Growing up in the nearby town of La Habra, Chris Chacon was called a “class genius” by his peers, graduated from eighth grade as a class salvator, and excelled in high school.
At Cal State Fullerton, he majored in anthropology, history and religious studies and graduated with a bachelor’s degree with magna cum laude distinction in 2013. Three years later, he earned a master’s degree in history at CSUF and is now pursuing a doctorate to work in academia and teach under-represented students like himself.
“As a Mexican-American student, I wanted to see models who looked like me and came from places like my hometown. Now I want the next generation of students – who come from diverse backgrounds like mine – to see someone like them. It’s the best way to serve my community, ”said Chacon, a first generation university graduate who will be the first in his family to also earn a doctorate.
Chacon, a doctoral student at UC Irvine studying South Asia and World History, is one of two CSUF alumni selected for the California State University Chancellor’s Doctoral Incentive Program 2020- 21. Graduated in physics Denyz Melchor, studying for a doctorate in astrophysics in the physics and astronomy program at UCLA, was also selected as a fellow.
The the objectives of the program are to increase the number of faculty with the qualifications, motivation and skills to teach the diverse students of CSU. Fellows receive financial support, mentorship from CSU faculty, as well as professional development resources and grants.
Chacon will be supervised by Robert McLain, professor of history, who was his supervisor of the master’s thesis; and Melchor’s mentor is his undergraduate advisor Geoffrey Lovelace, associate professor of physics.
Two other doctoral students will be supervised by members of the faculty of the CSUF: Yoselinda Mendoza, doctoral student in sociology at Cornell University, will be supervised by Patricia A. Perez, professor of chicana and chicano studies; and Erualdo Gonzalez, president and professor of chicana and chicano studies, will mentor Emmanuel Preciado, a doctoral student in urban and environmental planning and policy at UC Irvine.
“Success of CSU”
The scholarship will help Chacon pay off his graduate loans and he looks forward to working with McLain again during his scholarship.
Chacon aspires to one day teach and conduct research on a CSU campus because of the system’s dedication to diversity, inclusiveness and equity, and his own experiences of mentoring by faculty like McLain and d ‘others who went above and beyond.
“I’m a CSU success story,” said Chacon, raised by a single mother whose family immigrated from Mexico in the 1920s and 1930s and, in the 1960s, picked fruits and nuts every summer in the agricultural fields of central California.
“To have the opportunity to contribute to a university system that has given me so much would be a dream come true.
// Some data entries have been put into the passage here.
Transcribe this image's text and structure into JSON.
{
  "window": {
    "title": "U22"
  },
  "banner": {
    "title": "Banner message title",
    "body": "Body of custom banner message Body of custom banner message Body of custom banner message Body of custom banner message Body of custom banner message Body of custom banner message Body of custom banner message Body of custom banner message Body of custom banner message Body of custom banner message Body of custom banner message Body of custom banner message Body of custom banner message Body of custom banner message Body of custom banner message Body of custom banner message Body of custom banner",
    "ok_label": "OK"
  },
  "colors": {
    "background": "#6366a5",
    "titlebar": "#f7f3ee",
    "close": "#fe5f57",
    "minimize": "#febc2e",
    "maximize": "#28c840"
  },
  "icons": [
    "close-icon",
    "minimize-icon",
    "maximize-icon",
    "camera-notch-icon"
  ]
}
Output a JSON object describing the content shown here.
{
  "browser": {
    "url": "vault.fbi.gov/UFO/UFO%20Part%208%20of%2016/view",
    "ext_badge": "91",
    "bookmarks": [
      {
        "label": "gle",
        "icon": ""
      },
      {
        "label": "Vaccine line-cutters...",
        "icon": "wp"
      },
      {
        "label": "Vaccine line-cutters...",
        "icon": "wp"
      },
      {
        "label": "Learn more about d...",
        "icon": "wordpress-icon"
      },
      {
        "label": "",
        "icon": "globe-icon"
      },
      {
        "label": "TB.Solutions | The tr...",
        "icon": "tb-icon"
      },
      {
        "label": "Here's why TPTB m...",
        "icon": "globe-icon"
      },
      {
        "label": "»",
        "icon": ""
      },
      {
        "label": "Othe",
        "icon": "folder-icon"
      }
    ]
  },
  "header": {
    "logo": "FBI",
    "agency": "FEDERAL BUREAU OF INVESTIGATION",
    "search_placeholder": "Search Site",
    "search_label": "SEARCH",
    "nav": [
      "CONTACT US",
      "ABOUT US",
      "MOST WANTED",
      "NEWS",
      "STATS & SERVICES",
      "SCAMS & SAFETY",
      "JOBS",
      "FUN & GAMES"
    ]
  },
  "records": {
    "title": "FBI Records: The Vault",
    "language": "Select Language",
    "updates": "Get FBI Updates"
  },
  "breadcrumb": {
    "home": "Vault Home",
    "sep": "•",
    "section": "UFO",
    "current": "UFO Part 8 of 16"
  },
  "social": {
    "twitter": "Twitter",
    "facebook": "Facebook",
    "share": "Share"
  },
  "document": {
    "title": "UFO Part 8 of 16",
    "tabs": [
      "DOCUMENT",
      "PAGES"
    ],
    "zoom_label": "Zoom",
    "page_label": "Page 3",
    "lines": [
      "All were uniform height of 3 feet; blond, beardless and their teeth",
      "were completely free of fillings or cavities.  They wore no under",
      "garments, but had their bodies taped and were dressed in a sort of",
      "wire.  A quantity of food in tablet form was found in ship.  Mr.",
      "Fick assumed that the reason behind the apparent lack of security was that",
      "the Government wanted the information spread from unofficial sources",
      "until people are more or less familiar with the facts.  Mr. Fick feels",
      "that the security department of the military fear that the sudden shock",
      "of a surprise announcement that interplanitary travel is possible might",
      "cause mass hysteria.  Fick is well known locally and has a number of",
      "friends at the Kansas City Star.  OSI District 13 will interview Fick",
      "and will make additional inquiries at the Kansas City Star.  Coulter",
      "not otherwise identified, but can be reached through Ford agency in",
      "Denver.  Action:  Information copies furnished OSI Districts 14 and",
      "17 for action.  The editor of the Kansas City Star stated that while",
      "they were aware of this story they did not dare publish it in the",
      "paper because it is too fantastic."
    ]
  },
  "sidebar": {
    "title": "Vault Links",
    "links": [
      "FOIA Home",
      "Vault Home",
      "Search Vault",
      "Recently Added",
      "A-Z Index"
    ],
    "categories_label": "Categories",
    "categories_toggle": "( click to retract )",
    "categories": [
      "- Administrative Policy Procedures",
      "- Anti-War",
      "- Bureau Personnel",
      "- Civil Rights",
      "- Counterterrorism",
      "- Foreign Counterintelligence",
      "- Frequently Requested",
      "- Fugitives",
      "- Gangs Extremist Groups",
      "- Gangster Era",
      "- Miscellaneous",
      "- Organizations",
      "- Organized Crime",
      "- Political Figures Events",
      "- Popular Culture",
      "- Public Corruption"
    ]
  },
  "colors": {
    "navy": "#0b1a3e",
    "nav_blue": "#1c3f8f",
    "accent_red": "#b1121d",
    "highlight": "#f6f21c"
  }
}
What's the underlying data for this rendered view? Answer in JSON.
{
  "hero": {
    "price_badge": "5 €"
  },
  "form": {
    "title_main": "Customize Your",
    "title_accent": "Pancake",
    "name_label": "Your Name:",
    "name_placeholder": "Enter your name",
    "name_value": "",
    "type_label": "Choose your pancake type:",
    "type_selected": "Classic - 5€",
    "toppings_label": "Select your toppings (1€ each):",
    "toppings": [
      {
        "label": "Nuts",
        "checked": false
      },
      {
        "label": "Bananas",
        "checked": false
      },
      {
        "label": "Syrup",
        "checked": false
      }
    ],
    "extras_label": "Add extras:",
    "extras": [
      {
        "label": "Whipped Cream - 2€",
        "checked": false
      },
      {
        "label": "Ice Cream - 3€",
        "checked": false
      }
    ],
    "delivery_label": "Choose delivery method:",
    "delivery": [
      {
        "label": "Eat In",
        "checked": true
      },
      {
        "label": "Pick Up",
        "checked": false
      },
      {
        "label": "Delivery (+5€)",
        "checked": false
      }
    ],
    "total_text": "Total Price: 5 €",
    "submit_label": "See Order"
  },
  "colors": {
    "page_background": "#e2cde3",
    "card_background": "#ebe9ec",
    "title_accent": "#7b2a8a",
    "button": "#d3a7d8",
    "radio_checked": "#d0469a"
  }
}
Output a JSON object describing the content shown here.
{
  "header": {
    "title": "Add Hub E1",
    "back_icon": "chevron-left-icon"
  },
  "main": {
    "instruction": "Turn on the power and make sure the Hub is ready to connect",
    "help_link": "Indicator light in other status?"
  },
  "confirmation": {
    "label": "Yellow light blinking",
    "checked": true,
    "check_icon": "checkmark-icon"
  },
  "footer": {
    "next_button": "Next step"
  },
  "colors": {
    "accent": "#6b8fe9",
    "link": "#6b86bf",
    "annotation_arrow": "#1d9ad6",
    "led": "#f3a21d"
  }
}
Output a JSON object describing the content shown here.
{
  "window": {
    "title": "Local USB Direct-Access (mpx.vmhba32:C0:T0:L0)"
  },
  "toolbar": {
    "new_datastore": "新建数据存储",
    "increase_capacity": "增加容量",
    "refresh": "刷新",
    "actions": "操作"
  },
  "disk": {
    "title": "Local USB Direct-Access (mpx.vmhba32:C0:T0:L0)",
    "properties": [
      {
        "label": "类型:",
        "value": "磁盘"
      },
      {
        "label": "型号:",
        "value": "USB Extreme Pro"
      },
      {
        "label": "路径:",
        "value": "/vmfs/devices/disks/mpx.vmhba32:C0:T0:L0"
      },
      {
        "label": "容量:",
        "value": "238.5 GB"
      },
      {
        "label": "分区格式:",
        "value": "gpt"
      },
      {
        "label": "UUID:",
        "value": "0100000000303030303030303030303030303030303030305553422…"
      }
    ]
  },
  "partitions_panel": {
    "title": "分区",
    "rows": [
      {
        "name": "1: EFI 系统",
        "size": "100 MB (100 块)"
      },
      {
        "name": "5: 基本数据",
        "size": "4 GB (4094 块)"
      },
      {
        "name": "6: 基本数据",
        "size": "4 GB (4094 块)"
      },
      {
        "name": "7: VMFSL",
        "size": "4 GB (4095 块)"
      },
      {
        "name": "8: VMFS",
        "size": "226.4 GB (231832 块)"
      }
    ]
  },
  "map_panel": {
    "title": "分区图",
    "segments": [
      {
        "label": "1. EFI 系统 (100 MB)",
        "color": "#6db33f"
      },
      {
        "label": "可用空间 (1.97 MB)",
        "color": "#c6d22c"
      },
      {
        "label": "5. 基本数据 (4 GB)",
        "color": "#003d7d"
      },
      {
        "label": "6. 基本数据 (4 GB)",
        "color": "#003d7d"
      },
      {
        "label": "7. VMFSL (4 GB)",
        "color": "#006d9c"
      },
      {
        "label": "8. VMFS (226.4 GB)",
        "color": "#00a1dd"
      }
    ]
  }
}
Receiving this award is the cumulative of nearly a decade of coursework, applications and planning.
Chacon, who was a CSUF Scholar student, credits many of his CSUF faculty mentors for giving him advice, encouragement and even letters of recommendation, to pursue graduate studies and become an academic.
“The opportunities at CSUF made my application strong enough for the doctorate. program, ”he said.
As an undergraduate student, he conducted research on Indian history, new religious movements, and the history of the Middle East. He has participated in teaching courses such as “World Civilizations in the 16th Century” as a graduate student and published his Masters thesis on Hindu Nationalism, all of which gave him insight into the chair.
For his doctoral program, Chacon spent a year studying Hindi in Jaipur, Rajasthan, India, as part of the language program of the American Institute of Indian Studies. He plans to return to India to complete his research for his thesis on Hindu nationalism at the start of the 20th century, under the supervision of Vinayak Chaturvedi, associate professor of history at the UCI.
“My work follows the life and work of Bhai Parmanand and Lajpat Rai. The two share many similarities, including time spent in the United States. My overall argument suggests that their lived experiences and ideas contributed to the overall construction of the Hindu world that took place before and simultaneously with the formation of Hindu nationalist organizations, such as the Hindu Mahasabha.
“Although my subject is quite controversial, it is intellectually stimulating and encouraging. My thesis will contribute to the relatively new field of world intellectual history.
Contact: Debra Cano Ramos, [email protected]